## Task details
Of the entries that follow, how many lines hold the string "title"? Write the number and nothing more.

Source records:
-=-=-=-=-

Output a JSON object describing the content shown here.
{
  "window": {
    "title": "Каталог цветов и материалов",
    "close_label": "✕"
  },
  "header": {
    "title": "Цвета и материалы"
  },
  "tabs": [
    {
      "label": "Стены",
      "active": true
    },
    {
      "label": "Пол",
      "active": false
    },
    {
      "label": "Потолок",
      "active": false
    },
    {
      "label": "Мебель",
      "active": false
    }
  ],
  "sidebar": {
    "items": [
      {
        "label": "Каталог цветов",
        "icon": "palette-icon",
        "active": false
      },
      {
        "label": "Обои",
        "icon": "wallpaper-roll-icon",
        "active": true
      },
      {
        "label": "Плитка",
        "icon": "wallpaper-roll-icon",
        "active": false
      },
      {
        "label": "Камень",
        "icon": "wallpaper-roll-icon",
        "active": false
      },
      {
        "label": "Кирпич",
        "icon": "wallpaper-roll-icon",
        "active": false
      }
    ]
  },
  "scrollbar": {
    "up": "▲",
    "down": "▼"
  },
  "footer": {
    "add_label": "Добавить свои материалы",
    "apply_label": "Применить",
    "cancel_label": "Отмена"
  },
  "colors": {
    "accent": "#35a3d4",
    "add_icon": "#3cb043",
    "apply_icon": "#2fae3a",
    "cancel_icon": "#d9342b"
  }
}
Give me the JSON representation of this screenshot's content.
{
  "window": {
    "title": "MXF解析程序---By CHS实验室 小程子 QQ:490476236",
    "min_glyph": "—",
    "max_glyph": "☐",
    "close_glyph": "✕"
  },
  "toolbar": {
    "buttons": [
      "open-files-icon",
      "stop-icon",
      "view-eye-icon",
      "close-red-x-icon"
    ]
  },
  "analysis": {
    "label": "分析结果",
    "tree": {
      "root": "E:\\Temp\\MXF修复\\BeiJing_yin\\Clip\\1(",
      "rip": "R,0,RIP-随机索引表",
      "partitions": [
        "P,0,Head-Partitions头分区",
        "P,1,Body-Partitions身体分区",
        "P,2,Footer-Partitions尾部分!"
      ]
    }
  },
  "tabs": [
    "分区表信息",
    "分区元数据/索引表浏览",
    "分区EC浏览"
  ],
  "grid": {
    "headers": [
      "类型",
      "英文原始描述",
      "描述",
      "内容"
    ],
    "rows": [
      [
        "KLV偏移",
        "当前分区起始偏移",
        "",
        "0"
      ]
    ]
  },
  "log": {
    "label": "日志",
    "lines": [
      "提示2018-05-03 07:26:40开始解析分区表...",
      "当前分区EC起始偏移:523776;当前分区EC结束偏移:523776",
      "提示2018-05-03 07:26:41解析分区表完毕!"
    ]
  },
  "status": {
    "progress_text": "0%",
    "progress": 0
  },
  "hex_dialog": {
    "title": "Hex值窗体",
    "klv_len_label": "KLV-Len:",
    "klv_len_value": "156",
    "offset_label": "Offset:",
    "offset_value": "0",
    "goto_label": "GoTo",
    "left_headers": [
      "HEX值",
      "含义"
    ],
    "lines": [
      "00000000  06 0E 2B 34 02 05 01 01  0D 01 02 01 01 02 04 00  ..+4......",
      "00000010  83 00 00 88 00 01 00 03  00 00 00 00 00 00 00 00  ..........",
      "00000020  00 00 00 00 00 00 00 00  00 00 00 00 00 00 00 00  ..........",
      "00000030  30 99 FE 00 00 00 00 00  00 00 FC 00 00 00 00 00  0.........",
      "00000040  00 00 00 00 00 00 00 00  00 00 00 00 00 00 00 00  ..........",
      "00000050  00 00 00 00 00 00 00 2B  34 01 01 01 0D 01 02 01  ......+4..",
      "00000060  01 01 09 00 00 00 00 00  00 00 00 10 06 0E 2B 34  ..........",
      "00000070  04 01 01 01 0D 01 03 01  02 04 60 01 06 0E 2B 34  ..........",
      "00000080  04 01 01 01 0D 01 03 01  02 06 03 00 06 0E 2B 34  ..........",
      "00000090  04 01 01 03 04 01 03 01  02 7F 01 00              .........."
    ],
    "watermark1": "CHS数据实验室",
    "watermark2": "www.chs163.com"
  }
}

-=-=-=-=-

## Exercise response
4